Chris Brink, vice-chancellor of Newcastle University, has highlighted the fact that many sector leaders have known only fair economic weather in their roles.
"The tables have turned fairly abruptly, but not many higher education leaders in this country have had personal experience of difficult economic times," he said.
As a veteran of South African higher education at a time of almost unprecedented upheaval, however, Professor Brink does not count himself among that crowd.
The big questions
"At the University of Cape Town in the 1990s, the financial pressures were enormous. It gives you a bit more perspective," he told Times Higher Education.
Professor Brink said the lessons he learned then were highly relevant to his current role in Newcastle, a city grappling with economic decline and rising unemployment.
"There are two fundamental questions about the university's work. The standard question is: 'Is it good?' There's a lot of time and effort spent chasing the answer to that - evaluating publications, citations and esteem indicators.
"The other question, which is only now beginning to take shape, is: 'What is it good for? What difference does it make?'"
Professor Brink argued that universities in the UK should be as strongly "integrated into civil society" as those in South Africa.
As a professor of mathematics at Cape Town, he experienced at first hand higher education's involvement in the creation of a post-apartheid nation.
"It always surprises people when I say this, but mathematics was a hugely political subject. In the decades of apartheid, the notion of Bantu education (for black children) was education for people who were not supposed to go into professional disciplines and leadership positions," he said.
"Mathematics has always been a gatekeeper for entry into engineering, accountancy, science and all sorts of things, so it was one of the key subjects for the change around 1994."
He contrasted this with the UK, where years of political stability and financial security had made universities lazy, succumbing to a "temptation not to bother" with civic engagement.
Also contributing to this failure to look outside the academy was a generation of leaders who believed that the pursuit of academic excellence was the be-all and end-all of a university, he added.
"There is a whole host of decision-makers in higher education who are my age and my profile.

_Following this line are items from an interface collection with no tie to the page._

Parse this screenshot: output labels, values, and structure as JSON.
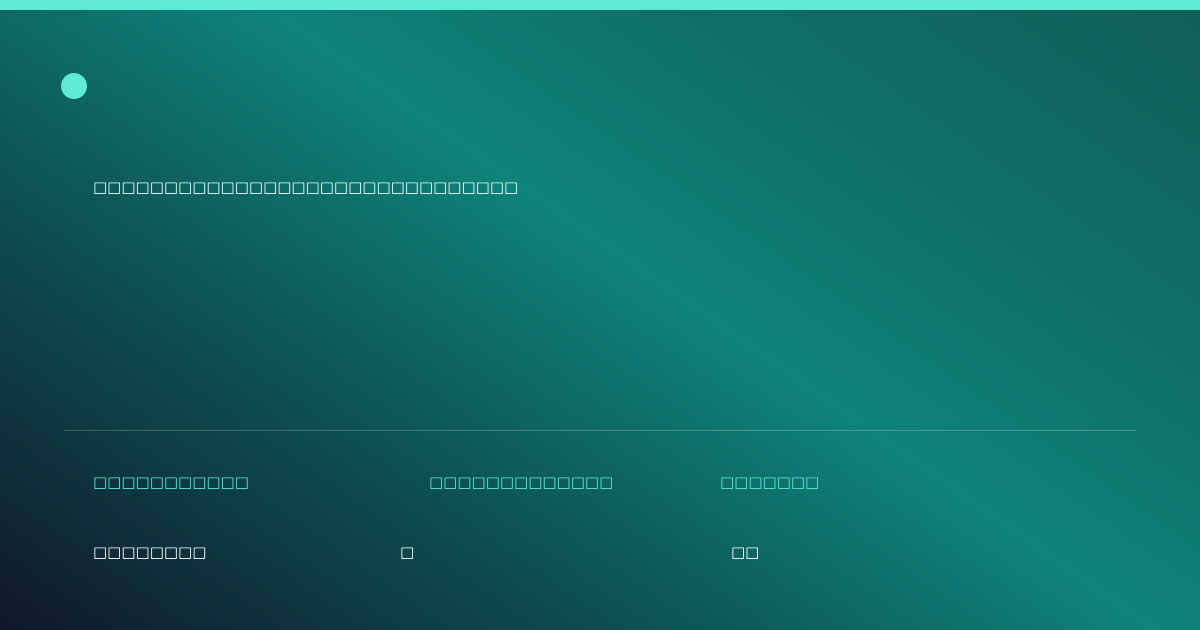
{
  "colors": {
    "accent": "#5eead4",
    "background_start": "#0f172a",
    "background_mid": "#0e837a",
    "background_end": "#115e59"
  },
  "logo": {
    "icon": "circle-dot-icon"
  },
  "subtitle": "□□□□□□□□□□□□□□□□□□□□□□□□□□□□□□",
  "stats": [
    {
      "label": "□□□□□□□□□□□",
      "value": "□□□□□□□□"
    },
    {
      "label": "□□□□□□□□□□□□□",
      "value": "□"
    },
    {
      "label": "□□□□□□□",
      "value": "□□"
    }
  ]
}
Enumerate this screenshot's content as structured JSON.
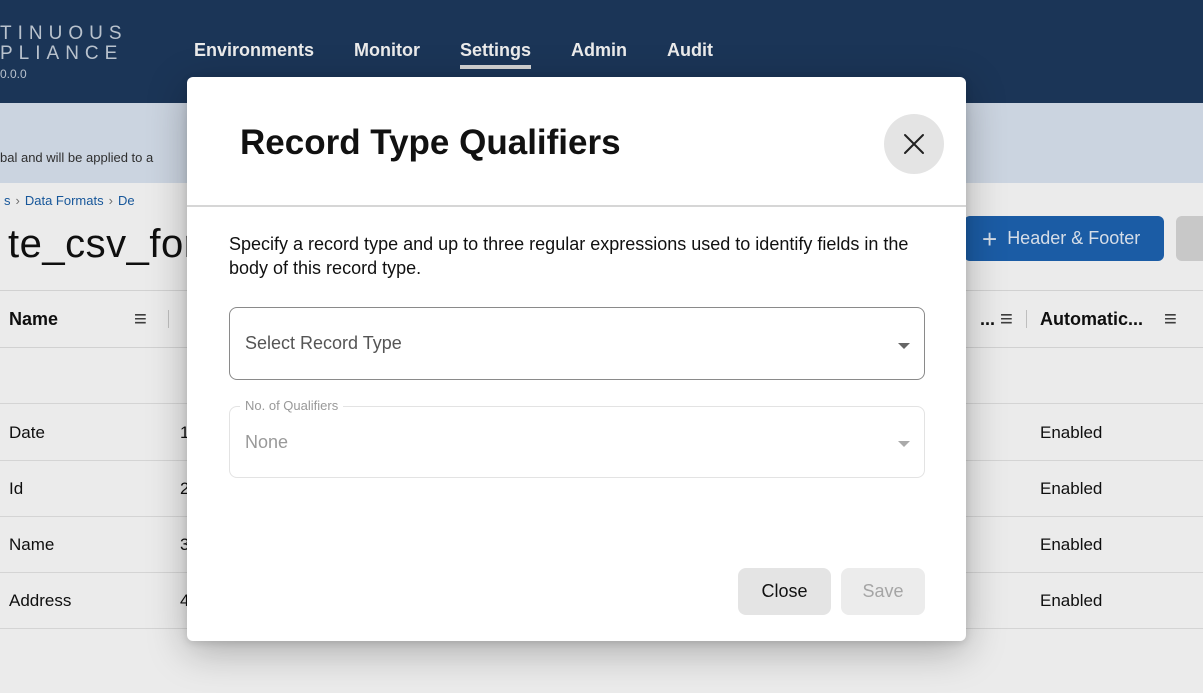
{
  "app": {
    "brand_line1": "TINUOUS",
    "brand_line2": "PLIANCE",
    "version": "0.0.0"
  },
  "nav": {
    "items": [
      {
        "label": "Environments",
        "active": false
      },
      {
        "label": "Monitor",
        "active": false
      },
      {
        "label": "Settings",
        "active": true
      },
      {
        "label": "Admin",
        "active": false
      },
      {
        "label": "Audit",
        "active": false
      }
    ]
  },
  "banner": {
    "text": "bal and will be applied to a"
  },
  "breadcrumb": {
    "item1": "s",
    "item2": "Data Formats",
    "item3": "De"
  },
  "page": {
    "title": "te_csv_for"
  },
  "toolbar": {
    "header_footer_label": "Header & Footer",
    "plus_icon": "plus-icon"
  },
  "table": {
    "headers": {
      "col1": "Name",
      "col_mid": "...",
      "col_last": "Automatic..."
    },
    "rows": [
      {
        "name": "Date",
        "order": "1",
        "status": "Enabled"
      },
      {
        "name": "Id",
        "order": "2",
        "status": "Enabled"
      },
      {
        "name": "Name",
        "order": "3",
        "status": "Enabled"
      },
      {
        "name": "Address",
        "order": "4",
        "status": "Enabled"
      }
    ]
  },
  "modal": {
    "title": "Record Type Qualifiers",
    "description": "Specify a record type and up to three regular expressions used to identify fields in the body of this record type.",
    "record_type": {
      "placeholder": "Select Record Type"
    },
    "qualifiers": {
      "label": "No. of Qualifiers",
      "value": "None"
    },
    "close_label": "Close",
    "save_label": "Save"
  },
  "colors": {
    "topbar": "#1e3a5f",
    "banner": "#dde6f4",
    "accent": "#1e64b4",
    "link": "#1a5fa8"
  }
}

They are male professors who grew up as academics in the 1970s and 1980s ... when the focus was just on doing good work, never mind where it fitted in. As long as you met the criteria of doing high-quality work, your part of the deal was done, as an individual or as an institution.
"If that's the (attitude of the) leadership cadre of the universities, it will be reflected in the way universities are operating."
What Professor Brink hopes to do at Newcastle is to build an institution that is just as relevant to its home town as the University of Cape Town was to its local community.
He is also drawing on his experience of working at the University of Wollongong in southeastern Australia, which is situated at the heart of a former steel manufacturing town.
The 'taxi-driver' test
The best way to place a university at the centre of civic life, Professor Brink said, was to apply its expertise to local problems.
Newcastle, for example, has pockets of population with the lowest life expectancy in England, but the university boasts a world-class centre for the study of ageing and health.
Sustainability is also a focus. The university has drilled a borehole in the centre of the city in an attempt to tap into a source of geothermal heat that could provide cheaper utilities for Tynesiders.
"This is a very good example of looking at what you've got and making use of it. It turns out that Newcastle sits on top of the 90 Fathom Fault. We are drilling 2km into the ground to find geothermal energy. If we find it, then we will practise what we preach," Professor Brink said.
As for measuring success, Professor Brink said he preferred the "taxi-driver test" to league tables or bureaucratic benchmarks.
"If you get off at the airport and take a taxi into town, when you say you are going to Newcastle University, the taxi driver will know what it does because they will have seen some effect. They will say something like, 'Oh they do that borehole. They're going to find us hot water to heat the city'."